(Dataset rows for apps and sites)
****

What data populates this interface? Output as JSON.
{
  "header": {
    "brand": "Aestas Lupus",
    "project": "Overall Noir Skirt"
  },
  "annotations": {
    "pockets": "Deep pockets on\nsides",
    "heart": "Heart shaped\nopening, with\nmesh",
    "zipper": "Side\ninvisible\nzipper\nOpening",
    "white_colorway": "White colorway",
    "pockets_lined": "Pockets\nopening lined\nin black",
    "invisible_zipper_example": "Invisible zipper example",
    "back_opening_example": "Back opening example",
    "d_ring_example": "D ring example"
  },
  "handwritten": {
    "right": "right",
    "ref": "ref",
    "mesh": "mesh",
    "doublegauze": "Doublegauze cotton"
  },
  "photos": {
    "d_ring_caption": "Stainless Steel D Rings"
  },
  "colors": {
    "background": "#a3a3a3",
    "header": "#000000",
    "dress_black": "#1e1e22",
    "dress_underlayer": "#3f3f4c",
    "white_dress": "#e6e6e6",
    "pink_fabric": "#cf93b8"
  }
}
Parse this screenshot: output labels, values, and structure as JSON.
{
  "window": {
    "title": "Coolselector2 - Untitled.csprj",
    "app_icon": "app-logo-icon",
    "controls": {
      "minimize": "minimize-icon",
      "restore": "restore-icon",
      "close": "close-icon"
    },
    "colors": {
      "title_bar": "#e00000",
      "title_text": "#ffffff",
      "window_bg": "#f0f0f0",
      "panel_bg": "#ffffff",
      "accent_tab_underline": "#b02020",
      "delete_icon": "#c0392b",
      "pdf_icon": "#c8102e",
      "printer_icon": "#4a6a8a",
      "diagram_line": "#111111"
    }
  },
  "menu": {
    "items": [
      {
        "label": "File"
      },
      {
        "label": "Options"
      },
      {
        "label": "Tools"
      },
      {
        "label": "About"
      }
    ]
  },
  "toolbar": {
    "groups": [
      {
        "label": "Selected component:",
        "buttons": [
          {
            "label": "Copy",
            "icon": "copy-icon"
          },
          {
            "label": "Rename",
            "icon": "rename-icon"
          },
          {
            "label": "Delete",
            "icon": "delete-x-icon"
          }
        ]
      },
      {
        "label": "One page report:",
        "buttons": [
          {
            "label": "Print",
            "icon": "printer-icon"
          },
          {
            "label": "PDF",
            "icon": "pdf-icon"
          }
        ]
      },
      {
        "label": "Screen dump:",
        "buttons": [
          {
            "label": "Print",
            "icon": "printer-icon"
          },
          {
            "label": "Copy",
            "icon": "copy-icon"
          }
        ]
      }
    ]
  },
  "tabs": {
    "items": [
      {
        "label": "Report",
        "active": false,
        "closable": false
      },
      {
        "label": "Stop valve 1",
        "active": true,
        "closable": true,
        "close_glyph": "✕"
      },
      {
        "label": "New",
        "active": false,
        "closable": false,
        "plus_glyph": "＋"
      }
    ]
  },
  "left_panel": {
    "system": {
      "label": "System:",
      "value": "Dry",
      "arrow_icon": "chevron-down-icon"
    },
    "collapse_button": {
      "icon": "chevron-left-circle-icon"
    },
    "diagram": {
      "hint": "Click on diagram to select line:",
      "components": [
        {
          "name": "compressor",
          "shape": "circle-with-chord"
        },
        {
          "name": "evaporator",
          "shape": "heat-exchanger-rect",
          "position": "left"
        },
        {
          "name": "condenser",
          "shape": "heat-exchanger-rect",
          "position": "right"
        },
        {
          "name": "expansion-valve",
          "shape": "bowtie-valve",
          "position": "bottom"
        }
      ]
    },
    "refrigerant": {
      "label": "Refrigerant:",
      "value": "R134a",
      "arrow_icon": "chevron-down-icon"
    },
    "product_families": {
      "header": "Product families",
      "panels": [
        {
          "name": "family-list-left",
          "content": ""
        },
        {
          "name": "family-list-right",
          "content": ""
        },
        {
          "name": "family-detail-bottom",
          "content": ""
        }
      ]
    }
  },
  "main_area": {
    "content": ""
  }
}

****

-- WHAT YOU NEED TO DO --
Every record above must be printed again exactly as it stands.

-- EXERCISE RESULT --
What data populates this interface? Output as JSON.
{
  "header": {
    "brand": "Aestas Lupus",
    "project": "Overall Noir Skirt"
  },
  "annotations": {
    "pockets": "Deep pockets on\nsides",
    "heart": "Heart shaped\nopening, with\nmesh",
    "zipper": "Side\ninvisible\nzipper\nOpening",
    "white_colorway": "White colorway",
    "pockets_lined": "Pockets\nopening lined\nin black",
    "invisible_zipper_example": "Invisible zipper example",
    "back_opening_example": "Back opening example",
    "d_ring_example": "D ring example"
  },
  "handwritten": {
    "right": "right",
    "ref": "ref",
    "mesh": "mesh",
    "doublegauze": "Doublegauze cotton"
  },
  "photos": {
    "d_ring_caption": "Stainless Steel D Rings"
  },
  "colors": {
    "background": "#a3a3a3",
    "header": "#000000",
    "dress_black": "#1e1e22",
    "dress_underlayer": "#3f3f4c",
    "white_dress": "#e6e6e6",
    "pink_fabric": "#cf93b8"
  }
}
Parse this screenshot: output labels, values, and structure as JSON.
{
  "window": {
    "title": "Coolselector2 - Untitled.csprj",
    "app_icon": "app-logo-icon",
    "controls": {
      "minimize": "minimize-icon",
      "restore": "restore-icon",
      "close": "close-icon"
    },
    "colors": {
      "title_bar": "#e00000",
      "title_text": "#ffffff",
      "window_bg": "#f0f0f0",
      "panel_bg": "#ffffff",
      "accent_tab_underline": "#b02020",
      "delete_icon": "#c0392b",
      "pdf_icon": "#c8102e",
      "printer_icon": "#4a6a8a",
      "diagram_line": "#111111"
    }
  },
  "menu": {
    "items": [
      {
        "label": "File"
      },
      {
        "label": "Options"
      },
      {
        "label": "Tools"
      },
      {
        "label": "About"
      }
    ]
  },
  "toolbar": {
    "groups": [
      {
        "label": "Selected component:",
        "buttons": [
          {
            "label": "Copy",
            "icon": "copy-icon"
          },
          {
            "label": "Rename",
            "icon": "rename-icon"
          },
          {
            "label": "Delete",
            "icon": "delete-x-icon"
          }
        ]
      },
      {
        "label": "One page report:",
        "buttons": [
          {
            "label": "Print",
            "icon": "printer-icon"
          },
          {
            "label": "PDF",
            "icon": "pdf-icon"
          }
        ]
      },
      {
        "label": "Screen dump:",
        "buttons": [
          {
            "label": "Print",
            "icon": "printer-icon"
          },
          {
            "label": "Copy",
            "icon": "copy-icon"
          }
        ]
      }
    ]
  },
  "tabs": {
    "items": [
      {
        "label": "Report",
        "active": false,
        "closable": false
      },
      {
        "label": "Stop valve 1",
        "active": true,
        "closable": true,
        "close_glyph": "✕"
      },
      {
        "label": "New",
        "active": false,
        "closable": false,
        "plus_glyph": "＋"
      }
    ]
  },
  "left_panel": {
    "system": {
      "label": "System:",
      "value": "Dry",
      "arrow_icon": "chevron-down-icon"
    },
    "collapse_button": {
      "icon": "chevron-left-circle-icon"
    },
    "diagram": {
      "hint": "Click on diagram to select line:",
      "components": [
        {
          "name": "compressor",
          "shape": "circle-with-chord"
        },
        {
          "name": "evaporator",
          "shape": "heat-exchanger-rect",
          "position": "left"
        },
        {
          "name": "condenser",
          "shape": "heat-exchanger-rect",
          "position": "right"
        },
        {
          "name": "expansion-valve",
          "shape": "bowtie-valve",
          "position": "bottom"
        }
      ]
    },
    "refrigerant": {
      "label": "Refrigerant:",
      "value": "R134a",
      "arrow_icon": "chevron-down-icon"
    },
    "product_families": {
      "header": "Product families",
      "panels": [
        {
          "name": "family-list-left",
          "content": ""
        },
        {
          "name": "family-list-right",
          "content": ""
        },
        {
          "name": "family-detail-bottom",
          "content": ""
        }
      ]
    }
  },
  "main_area": {
    "content": ""
  }
}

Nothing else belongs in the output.